Overnight rain eventually petered out but it stayed dull. Nice clouds reflected in the skaith.

Just as the day was warming up, a sea fog rolled in obscuring the castle and bringing the air temperature down by several degrees in just a few minutes.

21st July10, Embleton Bay, 8am

The rain was very heavy overnight and I thought my course would be cancelled this morning, Northumberland's changeable weather came to our rescue and I was joined by David who wasn't put off by the overnight conditions.

Soon the sun came out and it was pleasantly warm for the walk.

Monday 19 July 2010

daisy on the loose

17th July10, Newton Links, 3pm

A nice afternoon walking along below the tide line with Daisy and friends. As far as the Tern colony warning sign and back. Dasiy slept well for a bit of walking.

18th July10, Newton Links, 5pm

For the first time we let Daisy off the lead on the wet sand and tried to get her to chase the ball. She chased a bit but generally just ran around enjoying the off-lead experience.

Thursday 15 July 2010

Threatening Clouds

15th July10, Craster, 8am

After getting soaked last night on a training course at Embleton Bay, I was hoping to avoid rain this morning. This we did but we spent two hours surrounded by threatening clouds.

Cow Parsley. Each flower head is a composite of hundreds of mini-flowers.

On the way home, looking back to the coast, I had to stop the car to get this shot of a retreating storm. Back home, and the village was flooded from a torrential downpour I'd managed to miss.

Wednesday 14 July 2010

quiet this morning

14th July10, Embleton Bay, 8am

As Europe reportedly basks in temperatures that cause the inhabitants to wilt, we have a bracing 14C, rain, and a strong SE wind. It didn't feel much like July but once you have all the wet weather gear on you realise it's warm under all those layers.

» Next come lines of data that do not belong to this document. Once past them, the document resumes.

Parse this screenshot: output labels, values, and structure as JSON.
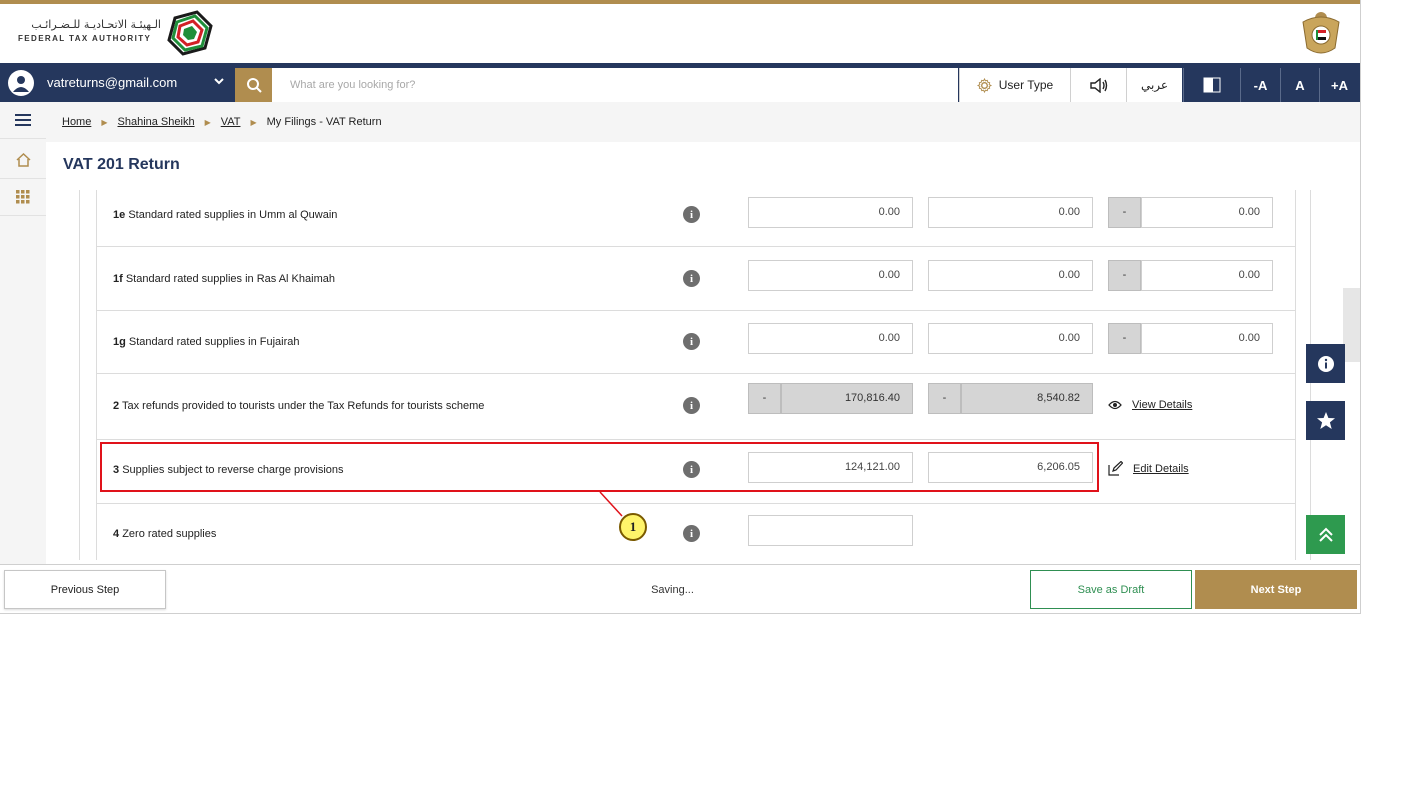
{
  "brand": {
    "name_ar": "الـهيئـة الاتحـاديـة للـضـرائـب",
    "name_en": "FEDERAL TAX AUTHORITY",
    "accent_color": "#b08d4f",
    "navy_color": "#25375d"
  },
  "toolbar": {
    "user_email": "vatreturns@gmail.com",
    "search_placeholder": "What are you looking for?",
    "user_type_label": "User Type",
    "arabic_label": "عربي",
    "font_decrease_label": "-A",
    "font_reset_label": "A",
    "font_increase_label": "+A"
  },
  "breadcrumb": {
    "items": [
      "Home",
      "Shahina Sheikh",
      "VAT"
    ],
    "current": "My Filings - VAT Return"
  },
  "page": {
    "title": "VAT 201 Return"
  },
  "rows": [
    {
      "code": "1e",
      "label": "Standard rated supplies in Umm al Quwain",
      "amount": "0.00",
      "vat": "0.00",
      "adjust_dash": "-",
      "adjust": "0.00"
    },
    {
      "code": "1f",
      "label": "Standard rated supplies in Ras Al Khaimah",
      "amount": "0.00",
      "vat": "0.00",
      "adjust_dash": "-",
      "adjust": "0.00"
    },
    {
      "code": "1g",
      "label": "Standard rated supplies in Fujairah",
      "amount": "0.00",
      "vat": "0.00",
      "adjust_dash": "-",
      "adjust": "0.00"
    },
    {
      "code": "2",
      "label": "Tax refunds provided to tourists under the Tax Refunds for tourists scheme",
      "amount_dash": "-",
      "amount": "170,816.40",
      "vat_dash": "-",
      "vat": "8,540.82",
      "link": "View Details"
    },
    {
      "code": "3",
      "label": "Supplies subject to reverse charge provisions",
      "amount": "124,121.00",
      "vat": "6,206.05",
      "link": "Edit Details"
    },
    {
      "code": "4",
      "label": "Zero rated supplies",
      "amount": ""
    }
  ],
  "annotation": {
    "callout_number": "1"
  },
  "footer": {
    "previous_label": "Previous Step",
    "status": "Saving...",
    "draft_label": "Save as Draft",
    "next_label": "Next Step"
  }
}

I was greeted this morning by a hearty " Where's your dog?". I thought it was someone who had known Trooper but it transpired to be a rye comment on the total absence of anyone except dog-walkers on a foul morning such as this. Dog-walkers and me; A Scottish West-coaster who needs to get wet now and again to feel alive.

Last night Daisy very reluctantly went out to the garden in the rain - she'll have to learn to enjoy it or she's in for a miserable time!

Friday 9 July 2010

Field Trip

8th July10, Newton Links, 3pm

Daisy's getting too heavy to carry to the clean sand from the car park but she's starting to really enjoy a run along the sand. Today she discovered jelly fish (taste bad) and digging (very good fun)

9th July10, Howick Coast, 8am

A very low tide exposing all the fantastic rock formations of the Howick fault. I went right down to the shore and scrambled about in areas I've not been to before. Even though the fault must have slipped many thousands (or millions) of years ago, you can see the power of the thrust in the twisting of the rock beds and the huge (200m) vertical displacement between the limestone to the North and the sandstone to the South of the fault line.

The vertical dispacement is seen in this view (note the 25l barrel on the shore for scale)

Whin sill has subsequently intruded at the fault zone to add to the confusion.

Away from all the fossilised violence, the fulmars and kittiwakes sit peacefully on limestone ledges.

Something, perhaps a swallow, has a taste for a brightly coloured breakfast and obviously didn't fancy the wings.